Nisin is a natural antimicrobial peptide produced by the bacterium Lactococcus lactis.While it is well-known for its applications in the food industry as a preservative, nisin has also been explored for potential applications in the pharmaceutical industry.

Nisin has potent antibacterial activity, particularly against Gram-positive bacteria.It disrupts bacterial cell membranes, leading to cell death.This property has led to investigations into its potential as an antimicrobial agent in pharmaceutical formulations.

Nisin has been studied for its ability to inhibit the formation of bacterial biofilms.Biofilms are communities of bacteria enclosed in a self-produced matrix, and they can be problematic in medical settings, leading to persistent infections.Nisin's ability to prevent biofilm formation could be beneficial in certain pharmaceutical applications.

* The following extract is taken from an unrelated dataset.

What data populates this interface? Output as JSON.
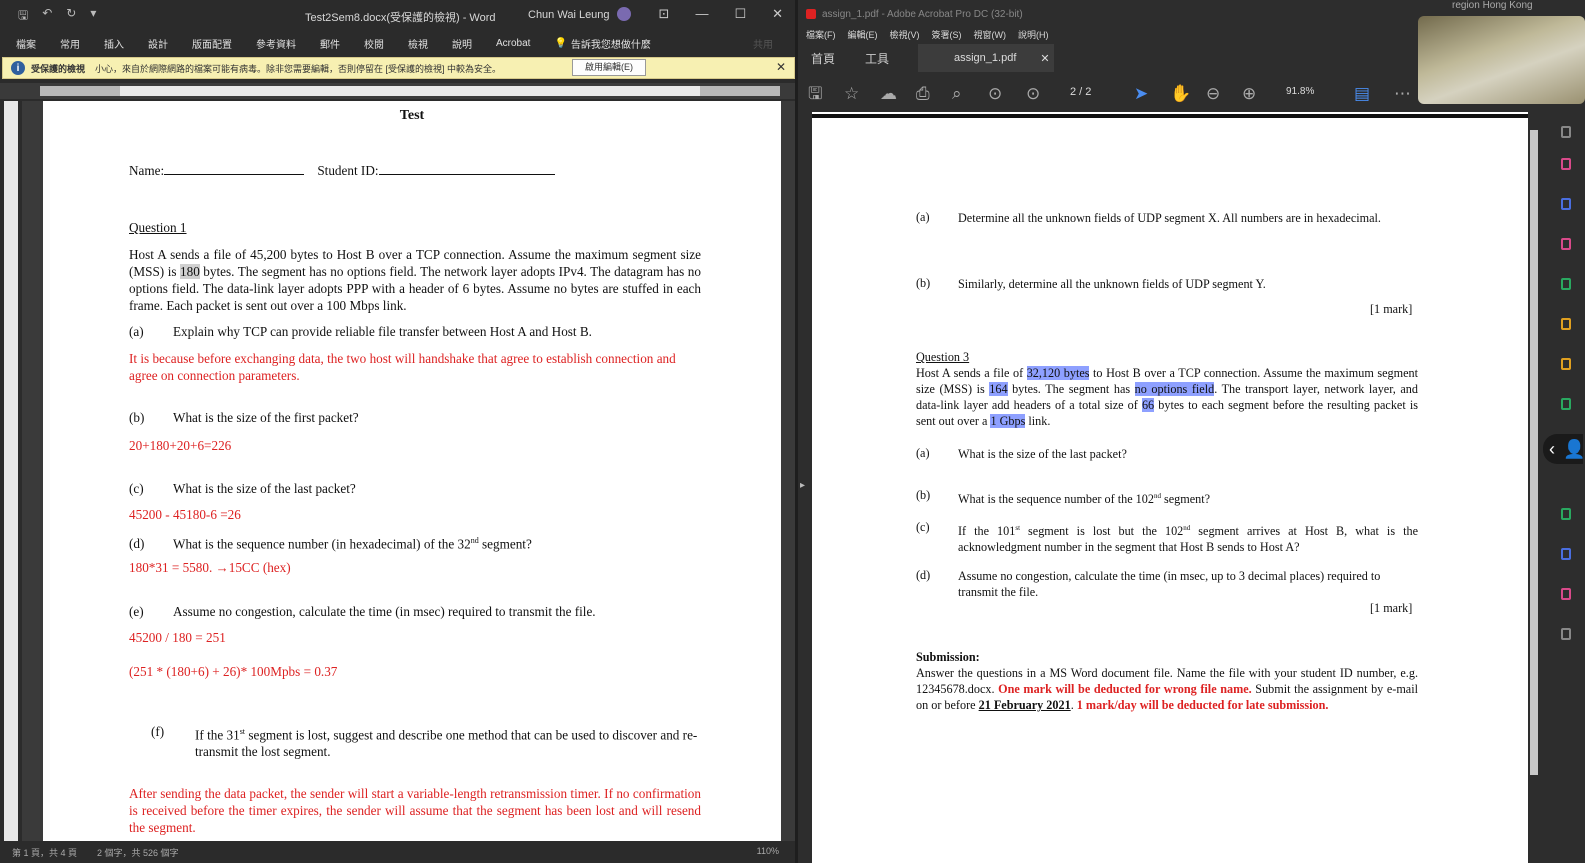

The antimicrobial properties of nisin make it a candidate for coating medical devices or implants to reduce the risk of bacterial contamination and infection.Such coatings could be applied to catheters, surgical instruments, or other devices to prevent microbial colonization.

Nisin has shown potential in promoting wound healing.Its antimicrobial properties can help prevent infections in wounds, and it may also have immunomodulatory effects that contribute to the healing process.

Nisin has been investigated in combination with other antimicrobial agents or antibiotics to enhance their efficacy.This synergistic approach may help combat bacterial resistance and improve the overall effectiveness of pharmaceutical treatments.

Research has explored the use of nisin as a therapeutic agent for bacterial infections.Its ability to target specific types of bacteria, especially Gram-positive bacteria, makes it a potential candidate for the development of new antibacterial drugs.

Oral Health Products:

Nisin has been considered for use in oral health products, such as mouthwashes and toothpaste, due to its antimicrobial properties.It may help in controlling the growth of bacteria associated with oral infections and dental diseases.

While nisin shows promise in various pharmaceutical applications, further research and clinical trials are needed to establish its safety, efficacy, and optimal dosage in specific medical contexts.